Over the long weekend, I’ve been reading Ahead of the Curve by Philip Delves Broughton. Broughton is a journalist who fears that the doomsday for newspapers is fast approaching and decides to switch careers by putting in two years at Harvard Business School for an MBA. The book is an interesting look at business school for non-business types. Since Broughton graduated with a liberal arts degree and spent ten years as a foreign correspondent, his “outsider” perspective is readable for all of us who thought we were taking the high road by studying art, literature, ancient history, philosophy and the like. I could certainly relate when Broughton described his Luddite relationship to Excel. While I don’t plan to rush off to business school, I would like to learn more about finance, accounting, and marketing, both for my own work and to help the husband with his small business.
For me, the most interesting parts of the book are the case studies. Harvard Business School, like most law schools, takes the case study approach to learning. Students prep by reviewing real life situations and face the dreaded “cold call” at the beginning of class to explain the case to the rest of the class. Broughton peppers the book with cases from eBay, Microsoft, small companies, even a medieval farm. I learned the most from one case out of his first-semester finance class. First off, Broughton gives us a layman’s introduction into what the study of finance actually is: “finance is really about one thing: valuation. How do you put a price on an asset? From that basic equation flows everything else.” For the world of finance, the first step is to figure out how much your assets are actually worth.
Through the comparison of one lumber company that keeps too much inventory on hand and must borrow money from the bank each month and Dell computer company, which keeps virtually no inventory and builds all its computers on order, Broughton realizes that one of the best ways to value an company is by how much available cash it has. For most companies, he says, inventory is a big evil. Instead, cash is an asset that is flexible and fluid.
Of course, I quickly made the leap here to personal finance. In my own life, I’ve been all about the inventory. For years, any cash I earned quickly went to books, clothes, and whatever else caught my fancy. A savings account was a noble idea but didn’t seem necessary to a young graduate student. Now that I’ve finally paid for all that inventory, I’m realizing that cash really is a more important asset. At the beginning of this process, I promised myself a shopping spree for paying off the credit cards. Now, like a reformed dieter who looses the taste for Twinkies, I’m not quite as excited about that spree. I do still plan to buy a few nice things, but I think I’ll keep most of that money in the bank rather than sinking it into inventory.

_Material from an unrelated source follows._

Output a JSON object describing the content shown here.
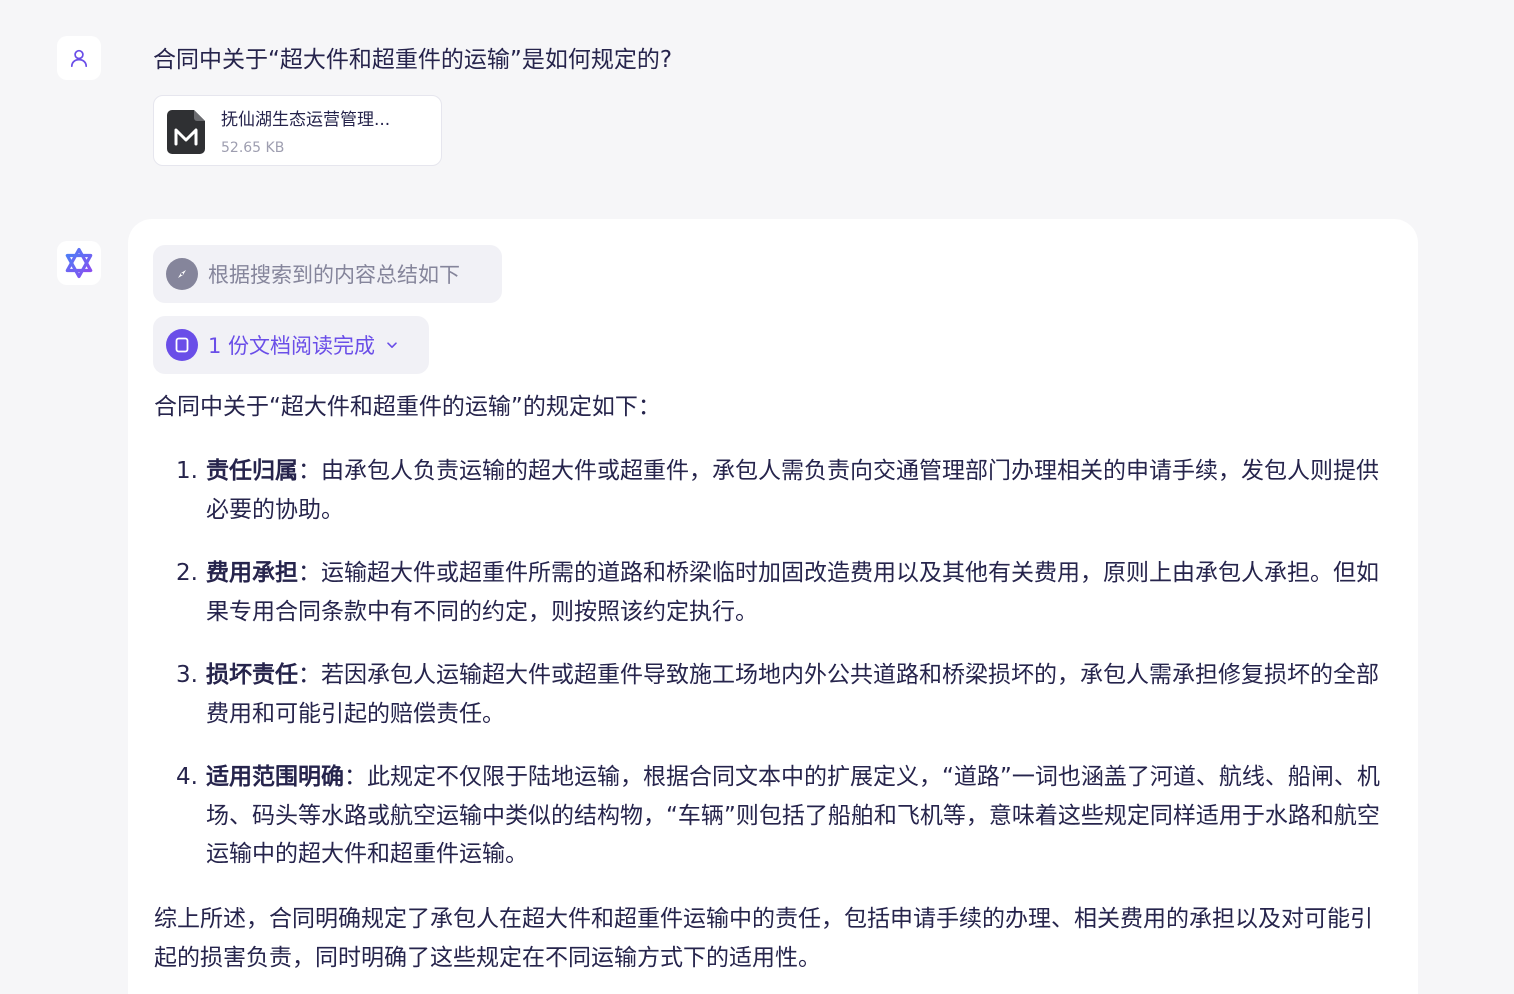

Even though the husband and I haven’t sorted through our financial goals yet, I know that money in the bank will never hurt us. I plan to keep living the frugal lifestyle, selling off unwanted “inventory,” and looking for ways to earn more cash. Then, in a few months, we’ll have a nice little pile to start our plans with. How about you? How do you balance between the “inventory” vs. cash equation for your personal finances?